## Task brief
Please repeat each line of the data exactly, with nothing left out.

## Record extracts
☆ ☆ ☆ ☆ ☆ ☆ ☆

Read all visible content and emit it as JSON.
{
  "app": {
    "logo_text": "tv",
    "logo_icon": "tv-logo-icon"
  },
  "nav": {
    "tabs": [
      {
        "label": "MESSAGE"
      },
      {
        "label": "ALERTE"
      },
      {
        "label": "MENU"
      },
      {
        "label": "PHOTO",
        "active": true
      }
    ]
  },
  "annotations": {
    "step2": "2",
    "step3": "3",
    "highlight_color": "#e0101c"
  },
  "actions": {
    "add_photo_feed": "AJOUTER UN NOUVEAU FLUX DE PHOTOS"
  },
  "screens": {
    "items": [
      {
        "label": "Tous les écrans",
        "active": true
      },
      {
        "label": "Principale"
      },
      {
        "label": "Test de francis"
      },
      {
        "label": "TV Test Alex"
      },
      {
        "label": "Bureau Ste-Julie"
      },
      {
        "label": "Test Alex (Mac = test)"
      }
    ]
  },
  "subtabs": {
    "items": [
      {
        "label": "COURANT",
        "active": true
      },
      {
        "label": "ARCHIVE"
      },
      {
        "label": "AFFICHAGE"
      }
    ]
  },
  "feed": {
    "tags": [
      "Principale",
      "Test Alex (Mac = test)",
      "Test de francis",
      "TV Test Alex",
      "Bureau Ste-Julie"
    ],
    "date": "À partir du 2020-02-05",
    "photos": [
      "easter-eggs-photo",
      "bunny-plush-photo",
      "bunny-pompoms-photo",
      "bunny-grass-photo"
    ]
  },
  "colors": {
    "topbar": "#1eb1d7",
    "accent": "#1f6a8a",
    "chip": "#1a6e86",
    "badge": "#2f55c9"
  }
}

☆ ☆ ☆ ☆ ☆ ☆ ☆

## Problem solution
Read all visible content and emit it as JSON.
{
  "app": {
    "logo_text": "tv",
    "logo_icon": "tv-logo-icon"
  },
  "nav": {
    "tabs": [
      {
        "label": "MESSAGE"
      },
      {
        "label": "ALERTE"
      },
      {
        "label": "MENU"
      },
      {
        "label": "PHOTO",
        "active": true
      }
    ]
  },
  "annotations": {
    "step2": "2",
    "step3": "3",
    "highlight_color": "#e0101c"
  },
  "actions": {
    "add_photo_feed": "AJOUTER UN NOUVEAU FLUX DE PHOTOS"
  },
  "screens": {
    "items": [
      {
        "label": "Tous les écrans",
        "active": true
      },
      {
        "label": "Principale"
      },
      {
        "label": "Test de francis"
      },
      {
        "label": "TV Test Alex"
      },
      {
        "label": "Bureau Ste-Julie"
      },
      {
        "label": "Test Alex (Mac = test)"
      }
    ]
  },
  "subtabs": {
    "items": [
      {
        "label": "COURANT",
        "active": true
      },
      {
        "label": "ARCHIVE"
      },
      {
        "label": "AFFICHAGE"
      }
    ]
  },
  "feed": {
    "tags": [
      "Principale",
      "Test Alex (Mac = test)",
      "Test de francis",
      "TV Test Alex",
      "Bureau Ste-Julie"
    ],
    "date": "À partir du 2020-02-05",
    "photos": [
      "easter-eggs-photo",
      "bunny-plush-photo",
      "bunny-pompoms-photo",
      "bunny-grass-photo"
    ]
  },
  "colors": {
    "topbar": "#1eb1d7",
    "accent": "#1f6a8a",
    "chip": "#1a6e86",
    "badge": "#2f55c9"
  }
}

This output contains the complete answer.